    • “losing is not an option” culture at IBM
      • culture of fear (reminiscent of NY Yankees)
evolution of circuitry memory in the 1940s and 1950s
Evolution of Circuitry & Memory in the 1940s and 1950s
  • vacuum tubes used by 1st generation computers
  • transistors used by 2nd generation computers
  • how about 3rd generation computers?
  • Other technological developments:
    • magnetic tape
    • magnetic drum
    • core memory
invention of vacuum tubes
Invention of Vacuum Tubes
  • 1879 – Edison invents incandescent electric light bulb
    • air removed from bulbs causing vacuum
  • 1883 – Edison discovers he could detect electrons flowing through his vacuum bulbs
    • placed second electrode in bulb
    • known as the Edison Effect
  • 1904 – English physicist John Fleming extends the Edison Effect, and invents two-element vacuum tube called a diode
    • One-way current
    • Converts AC to DC
  • 1906 – American inventor Lee de Forest introduced a third electrode called the grid into the vacuum tube
    • allowing into to act as an amplifier and a switch
vacuum tubes
Vacuum Tubes
  • A glass tube from which all gas has been removed
    • contained electrodes for controlling electron flow
    • commonly used in early computers as switch or amplifier
    • poor reliability: burned out easily
  • Vacuum tubes are no longer used and were replaced by transistors
  • First invented & tested in 1947 by William Shockley, Walter Brattain, and John Bardeen for AT&T Bell Labs in New Jersey
    • Awarded Nobel Prize in Physics in 1956
      • http://nobelprize.org/physics/laureates/1956/
  • One of the most important inventions of the 20th Century
    • Certainly for modern computers
  • Started the trend towards miniaturization
so what s a transistor
So what’s a transistor?
  • Uses semiconductor materials like silicon
    • Semiconductors are in between electrical conductors & insulators
    • Can function as one or the other
    • It’s ability to change states is what allows it to switch (for computers) or amplify (for radios)
    • Transistor switches can be cascaded together to build up complicated logical control circuits
  • Today’s computers still use transistors (ex: CPU)
  • For complete technical answer (and fun & games):
    • http://nobelprize.org/physics/educational/transistor/function/intro.html
    • http://www.lucent.com/minds/transistor/history.html
silicon junction transistor
Silicon Junction Transistor
  • perfected by Gordon Teal of Texas Instruments Inc
  • brought the price of this component down to $2.50
  • These are not terribly complicated devices
    • Combine a whole bunch of them and you can create something complicated
  • Other advances by Philco
  • IBM started designing computers with transistors in the late 1950s
transac s 2000

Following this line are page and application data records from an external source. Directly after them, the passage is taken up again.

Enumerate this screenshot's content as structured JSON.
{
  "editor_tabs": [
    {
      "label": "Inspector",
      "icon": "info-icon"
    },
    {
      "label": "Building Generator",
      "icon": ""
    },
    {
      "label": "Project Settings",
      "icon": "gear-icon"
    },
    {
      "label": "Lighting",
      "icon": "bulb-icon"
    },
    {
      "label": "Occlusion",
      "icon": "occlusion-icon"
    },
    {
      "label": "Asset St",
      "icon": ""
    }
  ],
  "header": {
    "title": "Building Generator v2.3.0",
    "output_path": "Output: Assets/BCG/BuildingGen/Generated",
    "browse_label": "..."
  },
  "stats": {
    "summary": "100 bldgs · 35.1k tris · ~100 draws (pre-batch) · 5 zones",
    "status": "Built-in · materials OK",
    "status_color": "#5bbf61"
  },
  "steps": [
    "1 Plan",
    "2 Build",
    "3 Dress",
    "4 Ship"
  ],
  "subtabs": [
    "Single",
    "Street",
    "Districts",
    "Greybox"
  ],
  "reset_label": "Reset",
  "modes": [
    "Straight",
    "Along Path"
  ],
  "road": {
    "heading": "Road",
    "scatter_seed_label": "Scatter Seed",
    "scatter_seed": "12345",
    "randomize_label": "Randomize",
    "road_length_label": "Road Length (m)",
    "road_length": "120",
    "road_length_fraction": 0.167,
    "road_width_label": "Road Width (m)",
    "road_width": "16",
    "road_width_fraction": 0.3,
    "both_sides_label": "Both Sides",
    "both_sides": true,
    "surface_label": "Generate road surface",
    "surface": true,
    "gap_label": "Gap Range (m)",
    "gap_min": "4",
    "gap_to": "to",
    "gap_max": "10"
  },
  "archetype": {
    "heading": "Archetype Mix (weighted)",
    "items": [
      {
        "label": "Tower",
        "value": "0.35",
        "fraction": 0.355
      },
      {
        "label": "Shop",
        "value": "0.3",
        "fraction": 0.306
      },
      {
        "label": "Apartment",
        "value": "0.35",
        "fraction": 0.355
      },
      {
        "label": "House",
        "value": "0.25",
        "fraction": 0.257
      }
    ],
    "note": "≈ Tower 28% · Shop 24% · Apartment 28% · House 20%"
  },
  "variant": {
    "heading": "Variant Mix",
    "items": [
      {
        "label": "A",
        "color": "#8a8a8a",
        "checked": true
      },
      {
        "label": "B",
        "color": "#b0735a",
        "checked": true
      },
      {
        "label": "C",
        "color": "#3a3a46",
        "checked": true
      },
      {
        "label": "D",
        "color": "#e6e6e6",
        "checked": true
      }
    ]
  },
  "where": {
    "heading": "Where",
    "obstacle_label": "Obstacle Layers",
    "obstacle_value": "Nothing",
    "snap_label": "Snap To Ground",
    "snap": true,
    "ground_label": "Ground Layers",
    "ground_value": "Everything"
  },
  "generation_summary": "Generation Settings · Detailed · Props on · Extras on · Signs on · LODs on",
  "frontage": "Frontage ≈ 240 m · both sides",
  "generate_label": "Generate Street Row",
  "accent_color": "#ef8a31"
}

from www.luminquest.com/HOC

the transistor vs the vacuum tube
The Transistor vs the Vacuum Tube
  • Vacuum tubes
    • Generate a lot of heat (like light bulbs)
    • Burn out
    • Slow, big, & bulky
  • Transistor
    • Small
    • Fast
    • Reliable
    • Require less energy